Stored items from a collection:
------------------------------------------------
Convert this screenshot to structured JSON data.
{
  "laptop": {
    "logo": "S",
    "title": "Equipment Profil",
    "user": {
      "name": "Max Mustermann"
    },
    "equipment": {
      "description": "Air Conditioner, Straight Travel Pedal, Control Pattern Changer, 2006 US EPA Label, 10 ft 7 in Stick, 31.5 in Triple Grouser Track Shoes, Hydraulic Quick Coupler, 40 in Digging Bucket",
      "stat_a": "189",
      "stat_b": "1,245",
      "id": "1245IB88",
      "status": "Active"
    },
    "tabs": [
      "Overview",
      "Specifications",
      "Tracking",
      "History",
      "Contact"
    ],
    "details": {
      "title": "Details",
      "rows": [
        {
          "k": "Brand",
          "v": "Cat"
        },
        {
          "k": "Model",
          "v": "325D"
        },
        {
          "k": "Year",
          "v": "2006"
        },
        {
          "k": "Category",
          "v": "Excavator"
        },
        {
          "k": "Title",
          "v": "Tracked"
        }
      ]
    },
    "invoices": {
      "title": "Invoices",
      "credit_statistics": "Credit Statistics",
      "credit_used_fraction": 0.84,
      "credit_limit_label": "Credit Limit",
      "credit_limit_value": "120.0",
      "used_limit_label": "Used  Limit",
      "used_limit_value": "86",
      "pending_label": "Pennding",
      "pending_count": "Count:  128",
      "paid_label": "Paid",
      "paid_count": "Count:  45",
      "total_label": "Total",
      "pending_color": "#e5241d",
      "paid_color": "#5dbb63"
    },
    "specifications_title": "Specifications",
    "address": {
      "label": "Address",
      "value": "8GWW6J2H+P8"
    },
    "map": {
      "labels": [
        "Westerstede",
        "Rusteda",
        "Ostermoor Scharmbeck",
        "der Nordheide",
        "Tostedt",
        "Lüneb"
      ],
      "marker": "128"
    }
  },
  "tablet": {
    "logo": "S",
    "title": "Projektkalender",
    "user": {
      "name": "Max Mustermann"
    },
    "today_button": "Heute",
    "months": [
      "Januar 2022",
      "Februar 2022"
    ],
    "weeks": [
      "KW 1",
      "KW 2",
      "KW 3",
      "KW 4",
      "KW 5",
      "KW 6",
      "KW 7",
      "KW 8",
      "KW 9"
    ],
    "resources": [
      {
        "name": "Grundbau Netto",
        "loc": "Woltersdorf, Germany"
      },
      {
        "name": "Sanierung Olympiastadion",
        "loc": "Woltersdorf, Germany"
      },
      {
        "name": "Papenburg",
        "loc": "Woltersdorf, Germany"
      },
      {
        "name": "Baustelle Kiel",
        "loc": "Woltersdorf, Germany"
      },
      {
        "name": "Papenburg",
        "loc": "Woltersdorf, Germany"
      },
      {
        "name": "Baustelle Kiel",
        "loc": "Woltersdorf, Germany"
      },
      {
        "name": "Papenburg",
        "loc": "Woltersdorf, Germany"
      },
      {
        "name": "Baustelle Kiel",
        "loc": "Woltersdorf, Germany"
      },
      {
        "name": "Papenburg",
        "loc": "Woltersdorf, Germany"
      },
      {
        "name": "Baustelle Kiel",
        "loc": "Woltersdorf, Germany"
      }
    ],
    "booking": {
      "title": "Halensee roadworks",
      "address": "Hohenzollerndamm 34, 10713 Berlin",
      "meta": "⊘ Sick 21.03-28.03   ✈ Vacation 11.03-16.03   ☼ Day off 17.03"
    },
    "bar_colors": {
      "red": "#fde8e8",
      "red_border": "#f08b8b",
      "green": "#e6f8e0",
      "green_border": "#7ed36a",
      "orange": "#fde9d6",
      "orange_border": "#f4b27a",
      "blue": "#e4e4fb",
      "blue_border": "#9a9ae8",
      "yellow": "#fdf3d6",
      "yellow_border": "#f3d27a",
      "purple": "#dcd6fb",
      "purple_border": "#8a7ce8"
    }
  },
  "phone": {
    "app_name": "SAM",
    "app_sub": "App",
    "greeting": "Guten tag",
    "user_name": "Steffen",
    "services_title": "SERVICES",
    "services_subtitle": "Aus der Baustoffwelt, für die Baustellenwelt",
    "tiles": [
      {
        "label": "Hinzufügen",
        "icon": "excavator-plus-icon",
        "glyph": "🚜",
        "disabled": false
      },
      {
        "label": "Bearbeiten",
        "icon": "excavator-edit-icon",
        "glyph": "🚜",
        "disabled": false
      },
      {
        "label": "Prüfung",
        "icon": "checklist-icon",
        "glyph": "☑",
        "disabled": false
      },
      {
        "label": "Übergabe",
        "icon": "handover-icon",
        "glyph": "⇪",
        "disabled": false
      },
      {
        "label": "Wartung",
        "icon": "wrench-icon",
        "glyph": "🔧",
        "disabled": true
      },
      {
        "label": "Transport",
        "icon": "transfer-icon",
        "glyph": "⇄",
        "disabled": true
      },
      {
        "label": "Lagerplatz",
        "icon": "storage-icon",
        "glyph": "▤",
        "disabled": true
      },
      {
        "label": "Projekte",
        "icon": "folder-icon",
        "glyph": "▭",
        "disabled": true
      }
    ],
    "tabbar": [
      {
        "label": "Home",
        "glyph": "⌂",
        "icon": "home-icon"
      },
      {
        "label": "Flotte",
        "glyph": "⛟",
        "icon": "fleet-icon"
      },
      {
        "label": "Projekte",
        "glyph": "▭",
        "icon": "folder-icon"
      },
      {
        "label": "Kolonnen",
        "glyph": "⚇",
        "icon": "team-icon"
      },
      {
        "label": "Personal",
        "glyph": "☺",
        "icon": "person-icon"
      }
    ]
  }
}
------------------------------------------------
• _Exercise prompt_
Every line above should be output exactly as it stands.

• _Response_
Convert this screenshot to structured JSON data.
{
  "laptop": {
    "logo": "S",
    "title": "Equipment Profil",
    "user": {
      "name": "Max Mustermann"
    },
    "equipment": {
      "description": "Air Conditioner, Straight Travel Pedal, Control Pattern Changer, 2006 US EPA Label, 10 ft 7 in Stick, 31.5 in Triple Grouser Track Shoes, Hydraulic Quick Coupler, 40 in Digging Bucket",
      "stat_a": "189",
      "stat_b": "1,245",
      "id": "1245IB88",
      "status": "Active"
    },
    "tabs": [
      "Overview",
      "Specifications",
      "Tracking",
      "History",
      "Contact"
    ],
    "details": {
      "title": "Details",
      "rows": [
        {
          "k": "Brand",
          "v": "Cat"
        },
        {
          "k": "Model",
          "v": "325D"
        },
        {
          "k": "Year",
          "v": "2006"
        },
        {
          "k": "Category",
          "v": "Excavator"
        },
        {
          "k": "Title",
          "v": "Tracked"
        }
      ]
    },
    "invoices": {
      "title": "Invoices",
      "credit_statistics": "Credit Statistics",
      "credit_used_fraction": 0.84,
      "credit_limit_label": "Credit Limit",
      "credit_limit_value": "120.0",
      "used_limit_label": "Used  Limit",
      "used_limit_value": "86",
      "pending_label": "Pennding",
      "pending_count": "Count:  128",
      "paid_label": "Paid",
      "paid_count": "Count:  45",
      "total_label": "Total",
      "pending_color": "#e5241d",
      "paid_color": "#5dbb63"
    },
    "specifications_title": "Specifications",
    "address": {
      "label": "Address",
      "value": "8GWW6J2H+P8"
    },
    "map": {
      "labels": [
        "Westerstede",
        "Rusteda",
        "Ostermoor Scharmbeck",
        "der Nordheide",
        "Tostedt",
        "Lüneb"
      ],
      "marker": "128"
    }
  },
  "tablet": {
    "logo": "S",
    "title": "Projektkalender",
    "user": {
      "name": "Max Mustermann"
    },
    "today_button": "Heute",
    "months": [
      "Januar 2022",
      "Februar 2022"
    ],
    "weeks": [
      "KW 1",
      "KW 2",
      "KW 3",
      "KW 4",
      "KW 5",
      "KW 6",
      "KW 7",
      "KW 8",
      "KW 9"
    ],
    "resources": [
      {
        "name": "Grundbau Netto",
        "loc": "Woltersdorf, Germany"
      },
      {
        "name": "Sanierung Olympiastadion",
        "loc": "Woltersdorf, Germany"
      },
      {
        "name": "Papenburg",
        "loc": "Woltersdorf, Germany"
      },
      {
        "name": "Baustelle Kiel",
        "loc": "Woltersdorf, Germany"
      },
      {
        "name": "Papenburg",
        "loc": "Woltersdorf, Germany"
      },
      {
        "name": "Baustelle Kiel",
        "loc": "Woltersdorf, Germany"
      },
      {
        "name": "Papenburg",
        "loc": "Woltersdorf, Germany"
      },
      {
        "name": "Baustelle Kiel",
        "loc": "Woltersdorf, Germany"
      },
      {
        "name": "Papenburg",
        "loc": "Woltersdorf, Germany"
      },
      {
        "name": "Baustelle Kiel",
        "loc": "Woltersdorf, Germany"
      }
    ],
    "booking": {
      "title": "Halensee roadworks",
      "address": "Hohenzollerndamm 34, 10713 Berlin",
      "meta": "⊘ Sick 21.03-28.03   ✈ Vacation 11.03-16.03   ☼ Day off 17.03"
    },
    "bar_colors": {
      "red": "#fde8e8",
      "red_border": "#f08b8b",
      "green": "#e6f8e0",
      "green_border": "#7ed36a",
      "orange": "#fde9d6",
      "orange_border": "#f4b27a",
      "blue": "#e4e4fb",
      "blue_border": "#9a9ae8",
      "yellow": "#fdf3d6",
      "yellow_border": "#f3d27a",
      "purple": "#dcd6fb",
      "purple_border": "#8a7ce8"
    }
  },
  "phone": {
    "app_name": "SAM",
    "app_sub": "App",
    "greeting": "Guten tag",
    "user_name": "Steffen",
    "services_title": "SERVICES",
    "services_subtitle": "Aus der Baustoffwelt, für die Baustellenwelt",
    "tiles": [
      {
        "label": "Hinzufügen",
        "icon": "excavator-plus-icon",
        "glyph": "🚜",
        "disabled": false
      },
      {
        "label": "Bearbeiten",
        "icon": "excavator-edit-icon",
        "glyph": "🚜",
        "disabled": false
      },
      {
        "label": "Prüfung",
        "icon": "checklist-icon",
        "glyph": "☑",
        "disabled": false
      },
      {
        "label": "Übergabe",
        "icon": "handover-icon",
        "glyph": "⇪",
        "disabled": false
      },
      {
        "label": "Wartung",
        "icon": "wrench-icon",
        "glyph": "🔧",
        "disabled": true
      },
      {
        "label": "Transport",
        "icon": "transfer-icon",
        "glyph": "⇄",
        "disabled": true
      },
      {
        "label": "Lagerplatz",
        "icon": "storage-icon",
        "glyph": "▤",
        "disabled": true
      },
      {
        "label": "Projekte",
        "icon": "folder-icon",
        "glyph": "▭",
        "disabled": true
      }
    ],
    "tabbar": [
      {
        "label": "Home",
        "glyph": "⌂",
        "icon": "home-icon"
      },
      {
        "label": "Flotte",
        "glyph": "⛟",
        "icon": "fleet-icon"
      },
      {
        "label": "Projekte",
        "glyph": "▭",
        "icon": "folder-icon"
      },
      {
        "label": "Kolonnen",
        "glyph": "⚇",
        "icon": "team-icon"
      },
      {
        "label": "Personal",
        "glyph": "☺",
        "icon": "person-icon"
      }
    ]
  }
}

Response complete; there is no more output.